**TASK BRIEF:** Go through the records and restate them word for word, omitting images.

── MATERIAL SHOWN ──

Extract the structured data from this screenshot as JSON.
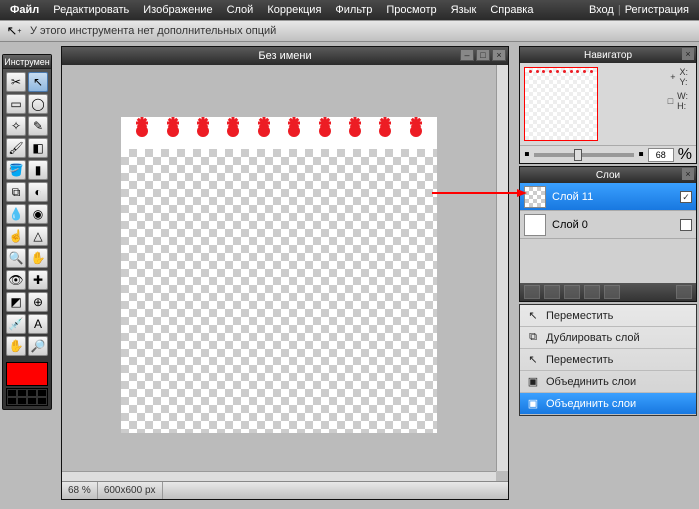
{
  "menu": {
    "items": [
      "Файл",
      "Редактировать",
      "Изображение",
      "Слой",
      "Коррекция",
      "Фильтр",
      "Просмотр",
      "Язык",
      "Справка"
    ],
    "login": "Вход",
    "register": "Регистрация"
  },
  "optbar": {
    "msg": "У этого инструмента нет дополнительных опций"
  },
  "toolbox": {
    "title": "Инструмен"
  },
  "doc": {
    "title": "Без имени",
    "zoom": "68",
    "zoom_unit": "%",
    "dims": "600x600 px"
  },
  "nav": {
    "title": "Навигатор",
    "x": "X:",
    "y": "Y:",
    "w": "W:",
    "h": "H:",
    "zoom": "68",
    "zoom_unit": "%"
  },
  "layers": {
    "title": "Слои",
    "rows": [
      {
        "name": "Слой 11",
        "checked": true,
        "selected": true
      },
      {
        "name": "Слой 0",
        "checked": false,
        "selected": false
      }
    ]
  },
  "ctx": {
    "items": [
      {
        "label": "Переместить",
        "icon": "↖",
        "sel": false
      },
      {
        "label": "Дублировать слой",
        "icon": "⧉",
        "sel": false
      },
      {
        "label": "Переместить",
        "icon": "↖",
        "sel": false
      },
      {
        "label": "Объединить слои",
        "icon": "▣",
        "sel": false
      },
      {
        "label": "Объединить слои",
        "icon": "▣",
        "sel": true
      }
    ]
  },
  "colors": {
    "fg": "#ff0000"
  }
}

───

**SOLUTION:**
Extract the structured data from this screenshot as JSON.
{
  "menu": {
    "items": [
      "Файл",
      "Редактировать",
      "Изображение",
      "Слой",
      "Коррекция",
      "Фильтр",
      "Просмотр",
      "Язык",
      "Справка"
    ],
    "login": "Вход",
    "register": "Регистрация"
  },
  "optbar": {
    "msg": "У этого инструмента нет дополнительных опций"
  },
  "toolbox": {
    "title": "Инструмен"
  },
  "doc": {
    "title": "Без имени",
    "zoom": "68",
    "zoom_unit": "%",
    "dims": "600x600 px"
  },
  "nav": {
    "title": "Навигатор",
    "x": "X:",
    "y": "Y:",
    "w": "W:",
    "h": "H:",
    "zoom": "68",
    "zoom_unit": "%"
  },
  "layers": {
    "title": "Слои",
    "rows": [
      {
        "name": "Слой 11",
        "checked": true,
        "selected": true
      },
      {
        "name": "Слой 0",
        "checked": false,
        "selected": false
      }
    ]
  },
  "ctx": {
    "items": [
      {
        "label": "Переместить",
        "icon": "↖",
        "sel": false
      },
      {
        "label": "Дублировать слой",
        "icon": "⧉",
        "sel": false
      },
      {
        "label": "Переместить",
        "icon": "↖",
        "sel": false
      },
      {
        "label": "Объединить слои",
        "icon": "▣",
        "sel": false
      },
      {
        "label": "Объединить слои",
        "icon": "▣",
        "sel": true
      }
    ]
  },
  "colors": {
    "fg": "#ff0000"
  }
}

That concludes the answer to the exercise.